Right or Happy? Not always an easy decision.

“Would you rather be right or happy.”

– Hugh Prather


I was on a beautiful bike ride yesterday on the new Hauraki Rail Trail.  It was a beautiful day, sunny and stunning.

The only problem was that on the first part of the journey, my husband Jeff and I were in an argument.  The argument wasn’t huge, it was a revisit of a common theme.  I tend to hyperbolize things . . . (OK and occasionally make stuff up to make a better story), and Jeff tends to want the TRUTH with a capital T in most situations.  On this particular occasion, I was talking about something financial, and I did a bit of spinning a tale, and Jeff reacted, in my opinion over-reacted.

I won’t bore you with details, but suffice it to say that it somewhat ruined the first half of the ride for me.  At the spot where we were going to turn around, Jeff put on his goofy grin and said, so “Do you want to be right or happy?”  Which allowed me some space to see the humor, which opened up our communication and we could talk about this latest argument.  We talked about the workshop we did with Hugh and Gale Prather in Tucson, AZ back in 1989.  It was a relationship workshop and a central theme was Right or Happy.  Sigh – I usually want both.

The important realization I had  though, was that after talking at that mid-way point on the ride, I had such a better time on the second half of the ride.  Although I didn’t prove my point and make him see that he was wrong and I was right, I was so much happier after we were able to communicate through the difficulty and move on. The ability to communicate through it was the central key.  We both listened and tried to understand the others’ point of view – not to say that the other person was right or wrong, just to understand the other side and accept it as valid for that person.

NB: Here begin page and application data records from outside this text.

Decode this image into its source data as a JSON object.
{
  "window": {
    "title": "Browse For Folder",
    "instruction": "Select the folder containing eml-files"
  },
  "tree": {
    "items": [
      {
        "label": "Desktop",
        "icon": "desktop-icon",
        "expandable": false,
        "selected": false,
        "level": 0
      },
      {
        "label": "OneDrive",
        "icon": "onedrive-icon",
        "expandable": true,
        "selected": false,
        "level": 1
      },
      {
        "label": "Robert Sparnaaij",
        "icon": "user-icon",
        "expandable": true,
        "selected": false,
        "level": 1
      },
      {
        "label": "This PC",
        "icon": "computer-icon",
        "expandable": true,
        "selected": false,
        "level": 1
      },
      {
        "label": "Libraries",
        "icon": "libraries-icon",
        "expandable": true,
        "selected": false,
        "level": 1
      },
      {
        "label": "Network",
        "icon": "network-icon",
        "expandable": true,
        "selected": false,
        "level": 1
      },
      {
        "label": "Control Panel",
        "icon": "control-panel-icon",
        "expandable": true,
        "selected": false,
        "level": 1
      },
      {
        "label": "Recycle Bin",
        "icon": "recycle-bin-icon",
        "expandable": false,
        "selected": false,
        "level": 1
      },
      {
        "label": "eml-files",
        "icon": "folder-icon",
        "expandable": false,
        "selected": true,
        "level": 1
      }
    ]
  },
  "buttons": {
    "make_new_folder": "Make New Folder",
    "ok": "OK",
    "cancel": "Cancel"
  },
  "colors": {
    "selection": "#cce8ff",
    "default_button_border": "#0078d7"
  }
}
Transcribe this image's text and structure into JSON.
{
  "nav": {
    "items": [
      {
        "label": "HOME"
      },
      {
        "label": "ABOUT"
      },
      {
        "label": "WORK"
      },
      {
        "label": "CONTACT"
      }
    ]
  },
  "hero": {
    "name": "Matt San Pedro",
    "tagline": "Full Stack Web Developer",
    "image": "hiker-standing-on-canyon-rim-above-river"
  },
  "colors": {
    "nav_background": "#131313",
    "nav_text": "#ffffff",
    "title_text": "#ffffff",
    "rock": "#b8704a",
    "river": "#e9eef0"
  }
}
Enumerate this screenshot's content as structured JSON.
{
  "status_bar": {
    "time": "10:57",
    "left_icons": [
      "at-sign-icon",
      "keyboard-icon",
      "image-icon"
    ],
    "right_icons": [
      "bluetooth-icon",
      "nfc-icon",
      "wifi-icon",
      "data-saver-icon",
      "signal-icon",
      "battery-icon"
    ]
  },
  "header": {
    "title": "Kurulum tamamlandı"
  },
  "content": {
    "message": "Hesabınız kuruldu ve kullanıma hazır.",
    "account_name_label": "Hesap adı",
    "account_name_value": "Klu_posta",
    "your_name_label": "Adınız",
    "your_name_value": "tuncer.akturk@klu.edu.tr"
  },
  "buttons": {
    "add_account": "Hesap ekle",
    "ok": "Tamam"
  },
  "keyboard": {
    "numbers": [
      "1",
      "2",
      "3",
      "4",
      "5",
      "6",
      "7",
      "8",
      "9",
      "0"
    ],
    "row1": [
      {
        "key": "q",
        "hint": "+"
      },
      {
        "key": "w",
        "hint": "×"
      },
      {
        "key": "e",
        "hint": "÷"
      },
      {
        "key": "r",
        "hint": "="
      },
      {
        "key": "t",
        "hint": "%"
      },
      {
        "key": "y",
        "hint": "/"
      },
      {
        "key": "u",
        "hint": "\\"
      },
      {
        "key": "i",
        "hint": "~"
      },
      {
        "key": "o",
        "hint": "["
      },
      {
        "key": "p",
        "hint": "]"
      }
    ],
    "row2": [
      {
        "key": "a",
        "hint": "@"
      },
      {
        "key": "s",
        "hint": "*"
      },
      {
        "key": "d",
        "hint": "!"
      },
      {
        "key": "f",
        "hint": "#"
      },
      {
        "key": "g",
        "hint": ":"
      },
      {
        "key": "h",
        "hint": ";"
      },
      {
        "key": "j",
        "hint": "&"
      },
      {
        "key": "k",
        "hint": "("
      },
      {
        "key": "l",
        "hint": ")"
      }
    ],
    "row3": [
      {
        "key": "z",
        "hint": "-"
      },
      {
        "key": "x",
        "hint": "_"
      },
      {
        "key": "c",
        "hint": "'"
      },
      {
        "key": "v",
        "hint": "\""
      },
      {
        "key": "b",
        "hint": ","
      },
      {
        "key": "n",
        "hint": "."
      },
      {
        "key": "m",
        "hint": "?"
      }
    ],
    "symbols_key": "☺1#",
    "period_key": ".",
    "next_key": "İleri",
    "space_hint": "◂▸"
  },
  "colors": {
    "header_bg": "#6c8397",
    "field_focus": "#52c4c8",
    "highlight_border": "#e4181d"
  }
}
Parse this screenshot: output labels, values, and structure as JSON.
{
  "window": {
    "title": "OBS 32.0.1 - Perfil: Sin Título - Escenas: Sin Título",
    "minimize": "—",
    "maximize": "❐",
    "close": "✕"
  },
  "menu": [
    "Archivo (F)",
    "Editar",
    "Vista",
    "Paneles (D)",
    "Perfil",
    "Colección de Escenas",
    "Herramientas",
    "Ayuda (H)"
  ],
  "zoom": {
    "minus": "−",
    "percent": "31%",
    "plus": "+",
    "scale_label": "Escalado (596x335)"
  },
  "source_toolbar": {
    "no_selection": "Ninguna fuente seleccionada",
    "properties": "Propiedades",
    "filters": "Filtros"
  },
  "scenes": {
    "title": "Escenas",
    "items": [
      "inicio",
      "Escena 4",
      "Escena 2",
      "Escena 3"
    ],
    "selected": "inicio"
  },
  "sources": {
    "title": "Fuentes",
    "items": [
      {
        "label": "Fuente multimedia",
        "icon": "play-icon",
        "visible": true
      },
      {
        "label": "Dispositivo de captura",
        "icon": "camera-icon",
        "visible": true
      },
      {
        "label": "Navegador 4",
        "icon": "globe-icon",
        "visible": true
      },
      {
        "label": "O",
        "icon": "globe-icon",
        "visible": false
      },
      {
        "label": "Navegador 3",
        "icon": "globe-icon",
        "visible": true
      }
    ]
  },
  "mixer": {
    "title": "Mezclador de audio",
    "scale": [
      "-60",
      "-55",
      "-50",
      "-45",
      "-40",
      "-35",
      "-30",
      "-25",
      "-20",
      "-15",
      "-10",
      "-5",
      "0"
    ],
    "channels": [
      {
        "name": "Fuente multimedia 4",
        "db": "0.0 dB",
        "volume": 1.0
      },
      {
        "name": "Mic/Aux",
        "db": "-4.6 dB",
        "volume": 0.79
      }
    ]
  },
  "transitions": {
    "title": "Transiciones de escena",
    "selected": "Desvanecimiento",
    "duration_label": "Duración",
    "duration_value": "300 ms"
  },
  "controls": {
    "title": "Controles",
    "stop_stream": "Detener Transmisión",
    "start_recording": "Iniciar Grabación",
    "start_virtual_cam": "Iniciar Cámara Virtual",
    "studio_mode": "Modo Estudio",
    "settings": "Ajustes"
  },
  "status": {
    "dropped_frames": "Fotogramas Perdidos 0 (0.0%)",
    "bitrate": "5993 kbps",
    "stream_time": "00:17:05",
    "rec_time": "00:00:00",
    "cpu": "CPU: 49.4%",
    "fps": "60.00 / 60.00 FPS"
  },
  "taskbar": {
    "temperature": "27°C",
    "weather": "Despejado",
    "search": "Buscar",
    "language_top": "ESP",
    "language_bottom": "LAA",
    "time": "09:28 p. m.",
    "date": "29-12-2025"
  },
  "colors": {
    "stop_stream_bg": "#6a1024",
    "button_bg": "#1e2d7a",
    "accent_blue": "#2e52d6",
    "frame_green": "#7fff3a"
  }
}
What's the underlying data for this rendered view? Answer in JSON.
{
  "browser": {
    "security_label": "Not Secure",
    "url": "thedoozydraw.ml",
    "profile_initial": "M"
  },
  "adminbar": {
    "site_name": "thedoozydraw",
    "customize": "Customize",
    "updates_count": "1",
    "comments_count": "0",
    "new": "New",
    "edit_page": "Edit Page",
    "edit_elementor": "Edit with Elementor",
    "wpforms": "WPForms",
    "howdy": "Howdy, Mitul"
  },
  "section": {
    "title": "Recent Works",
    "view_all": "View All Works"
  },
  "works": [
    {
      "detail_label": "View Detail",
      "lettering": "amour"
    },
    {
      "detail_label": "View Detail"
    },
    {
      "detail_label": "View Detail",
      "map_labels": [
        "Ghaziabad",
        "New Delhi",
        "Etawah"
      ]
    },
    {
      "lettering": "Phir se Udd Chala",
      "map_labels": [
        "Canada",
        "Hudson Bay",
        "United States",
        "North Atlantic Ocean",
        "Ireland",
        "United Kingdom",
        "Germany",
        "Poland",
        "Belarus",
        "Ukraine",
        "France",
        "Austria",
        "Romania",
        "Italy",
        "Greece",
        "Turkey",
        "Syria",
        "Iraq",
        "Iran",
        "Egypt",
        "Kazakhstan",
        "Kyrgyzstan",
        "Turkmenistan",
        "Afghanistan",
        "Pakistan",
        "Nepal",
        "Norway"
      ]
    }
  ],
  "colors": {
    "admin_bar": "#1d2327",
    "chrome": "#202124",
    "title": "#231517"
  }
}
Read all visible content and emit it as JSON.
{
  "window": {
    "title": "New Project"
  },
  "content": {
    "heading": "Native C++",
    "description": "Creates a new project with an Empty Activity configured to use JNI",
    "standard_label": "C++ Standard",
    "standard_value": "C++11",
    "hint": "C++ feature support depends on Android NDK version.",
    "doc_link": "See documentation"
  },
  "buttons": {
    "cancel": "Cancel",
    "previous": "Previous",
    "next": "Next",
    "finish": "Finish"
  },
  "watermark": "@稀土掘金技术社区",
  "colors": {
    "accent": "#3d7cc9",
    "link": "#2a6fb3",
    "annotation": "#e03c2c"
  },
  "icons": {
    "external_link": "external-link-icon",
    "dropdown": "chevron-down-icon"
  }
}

Please don’t get me wrong, this is not an easy decision, and anyone who knows me – knows that I really like to be right!  But usually (always?)  in relationships there are two sides of a story, two experiences in an argument and both are usually valid depending on which angle you are viewing it from.  And yesterday, on the bike ride I viscerally felt the feeling . . . I’d rather be happy.  But damn, it is not always an easy decision.

For those of you who have not read Notes To Myself  by Hugh Prather – it is a beautiful book, well worth a read.  Here is a very short clip by Hugh Prather about Attitudinal Healing.

 

 

Please let me know your thoughts on Hugh Prather and any experiences you have being Right or Happy.

And as always thank you for taking the time to visit, I appreciate it.

 

 

 

 

Authentic Happiness

The pleasant life: a life that successfully pursues the positive emotions about the present, past, and future.

The good life: using your signature strengths to obtain abundant gratification in the main realms of your life.

The meaningful life: using your signature strengths and virtues in the service of something much larger than you are .”

– Martin Seligman


What is Authentic Happiness?  Is it really possible to achieve?  Martin Seligman thinks so, and in my opinion he makes a very convincing argument.

In the video below, Seligman discusses being authentically happy.  He introduces us to the idea of PERMA:
‘Positive emotions’
‘Engagement’
‘Relationships’
‘Meaning’
‘Accomplishment’

One of the most significant factors in finding authentic happiness is learning about our signature strengths and using them daily.

Discovering your signature strengths is easy and fun!  Take the free signature strength test here:

https://www.viame.org/survey/Account/Register

Once you discover your own signature strengths, then it’s your decision – do you aim for The Pleasant Life, The Good Life, or The Meaningful Life?  You decide.

 

 

If you take the Signature Strength test, I’d love to hear about your experience.  And let me know what you thought of Seligman’s video.  Positive Psychology is a popular topic on YouTube – there are several videos to choose between.

As always, thank you for visiting my blog.  I appreciate it.